## AIM OF THE TASK
Every line of the entries below from the one containing "Transcribe this image's" to the one containing "Parse this screenshot: output", both ends included, must be written out exactly. No other line belongs in the answer.

[Stored items from a collection]
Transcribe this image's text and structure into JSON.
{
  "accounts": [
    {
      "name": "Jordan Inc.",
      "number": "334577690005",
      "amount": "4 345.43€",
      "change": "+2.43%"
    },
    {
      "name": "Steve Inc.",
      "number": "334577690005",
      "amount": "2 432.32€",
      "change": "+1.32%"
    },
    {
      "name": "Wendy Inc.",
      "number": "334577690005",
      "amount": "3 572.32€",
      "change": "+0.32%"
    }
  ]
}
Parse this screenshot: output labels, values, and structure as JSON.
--
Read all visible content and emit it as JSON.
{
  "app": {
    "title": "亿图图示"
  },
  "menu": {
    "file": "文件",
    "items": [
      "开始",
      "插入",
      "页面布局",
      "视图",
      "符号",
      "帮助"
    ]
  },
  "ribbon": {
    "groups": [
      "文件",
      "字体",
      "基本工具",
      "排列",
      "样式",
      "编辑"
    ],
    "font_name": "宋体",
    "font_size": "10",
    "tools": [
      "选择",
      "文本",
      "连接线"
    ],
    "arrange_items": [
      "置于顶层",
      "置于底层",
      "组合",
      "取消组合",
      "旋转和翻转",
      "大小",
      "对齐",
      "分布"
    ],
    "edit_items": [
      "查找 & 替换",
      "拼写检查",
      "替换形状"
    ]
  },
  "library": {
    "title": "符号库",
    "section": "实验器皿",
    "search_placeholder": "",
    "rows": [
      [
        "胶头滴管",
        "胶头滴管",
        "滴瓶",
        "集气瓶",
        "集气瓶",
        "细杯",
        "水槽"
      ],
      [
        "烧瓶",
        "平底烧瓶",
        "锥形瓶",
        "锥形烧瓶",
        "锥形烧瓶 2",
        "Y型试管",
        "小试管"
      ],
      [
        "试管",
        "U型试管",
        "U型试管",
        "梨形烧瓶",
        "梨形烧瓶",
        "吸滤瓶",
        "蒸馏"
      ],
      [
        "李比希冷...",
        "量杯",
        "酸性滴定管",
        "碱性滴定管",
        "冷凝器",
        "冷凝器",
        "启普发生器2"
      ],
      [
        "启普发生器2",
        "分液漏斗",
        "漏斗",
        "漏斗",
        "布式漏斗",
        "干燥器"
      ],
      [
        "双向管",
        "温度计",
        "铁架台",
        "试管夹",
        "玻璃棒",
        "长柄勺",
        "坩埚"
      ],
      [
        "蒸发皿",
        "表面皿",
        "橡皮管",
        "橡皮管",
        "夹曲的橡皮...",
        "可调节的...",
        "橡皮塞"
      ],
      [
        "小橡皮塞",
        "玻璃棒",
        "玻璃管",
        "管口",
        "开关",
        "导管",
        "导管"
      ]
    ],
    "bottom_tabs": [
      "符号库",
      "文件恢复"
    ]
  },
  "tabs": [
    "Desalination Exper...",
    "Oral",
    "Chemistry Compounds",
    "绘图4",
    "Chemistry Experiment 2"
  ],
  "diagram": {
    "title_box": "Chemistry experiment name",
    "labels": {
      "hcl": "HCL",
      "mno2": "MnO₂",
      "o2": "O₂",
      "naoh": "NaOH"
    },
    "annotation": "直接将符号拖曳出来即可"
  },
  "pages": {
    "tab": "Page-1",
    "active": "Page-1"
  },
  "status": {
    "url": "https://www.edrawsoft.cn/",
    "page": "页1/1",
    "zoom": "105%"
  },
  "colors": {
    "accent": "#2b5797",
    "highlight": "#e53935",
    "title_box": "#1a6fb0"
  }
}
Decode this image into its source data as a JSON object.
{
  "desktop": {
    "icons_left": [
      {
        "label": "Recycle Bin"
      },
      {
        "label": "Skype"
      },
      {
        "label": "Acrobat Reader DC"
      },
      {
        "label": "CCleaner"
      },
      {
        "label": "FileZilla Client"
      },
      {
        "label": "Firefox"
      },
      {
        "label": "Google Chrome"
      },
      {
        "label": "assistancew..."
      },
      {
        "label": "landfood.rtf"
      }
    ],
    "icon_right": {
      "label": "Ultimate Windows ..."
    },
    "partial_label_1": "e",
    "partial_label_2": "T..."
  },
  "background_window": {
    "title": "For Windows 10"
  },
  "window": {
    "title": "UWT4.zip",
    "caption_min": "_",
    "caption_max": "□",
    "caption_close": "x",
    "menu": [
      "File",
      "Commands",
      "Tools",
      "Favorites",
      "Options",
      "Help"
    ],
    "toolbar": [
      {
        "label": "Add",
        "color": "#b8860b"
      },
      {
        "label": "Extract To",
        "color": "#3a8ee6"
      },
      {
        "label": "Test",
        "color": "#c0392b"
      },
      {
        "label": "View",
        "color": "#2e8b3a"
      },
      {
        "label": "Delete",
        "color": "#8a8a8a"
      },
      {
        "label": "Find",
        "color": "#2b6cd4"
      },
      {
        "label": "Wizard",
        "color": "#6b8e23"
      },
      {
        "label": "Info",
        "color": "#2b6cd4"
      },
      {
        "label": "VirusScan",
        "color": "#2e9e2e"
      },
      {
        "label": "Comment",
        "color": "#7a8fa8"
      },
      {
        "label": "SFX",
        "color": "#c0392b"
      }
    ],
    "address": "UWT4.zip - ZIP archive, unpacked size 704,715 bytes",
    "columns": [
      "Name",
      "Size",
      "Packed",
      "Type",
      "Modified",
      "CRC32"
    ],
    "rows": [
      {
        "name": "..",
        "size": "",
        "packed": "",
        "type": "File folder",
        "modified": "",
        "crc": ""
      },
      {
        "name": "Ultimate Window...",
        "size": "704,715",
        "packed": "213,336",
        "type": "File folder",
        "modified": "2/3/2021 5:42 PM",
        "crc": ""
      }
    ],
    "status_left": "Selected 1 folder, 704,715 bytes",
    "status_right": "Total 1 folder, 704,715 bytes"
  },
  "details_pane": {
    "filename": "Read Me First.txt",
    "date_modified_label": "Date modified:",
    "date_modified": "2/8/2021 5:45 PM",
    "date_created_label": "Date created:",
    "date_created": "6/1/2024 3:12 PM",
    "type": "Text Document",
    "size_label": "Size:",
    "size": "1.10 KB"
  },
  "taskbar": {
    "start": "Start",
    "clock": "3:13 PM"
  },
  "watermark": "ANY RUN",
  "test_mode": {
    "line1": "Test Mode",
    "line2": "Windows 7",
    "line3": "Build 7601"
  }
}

## OUTPUT FOR THIS TASK
Transcribe this image's text and structure into JSON.
{
  "accounts": [
    {
      "name": "Jordan Inc.",
      "number": "334577690005",
      "amount": "4 345.43€",
      "change": "+2.43%"
    },
    {
      "name": "Steve Inc.",
      "number": "334577690005",
      "amount": "2 432.32€",
      "change": "+1.32%"
    },
    {
      "name": "Wendy Inc.",
      "number": "334577690005",
      "amount": "3 572.32€",
      "change": "+0.32%"
    }
  ]
}
Parse this screenshot: output labels, values, and structure as JSON.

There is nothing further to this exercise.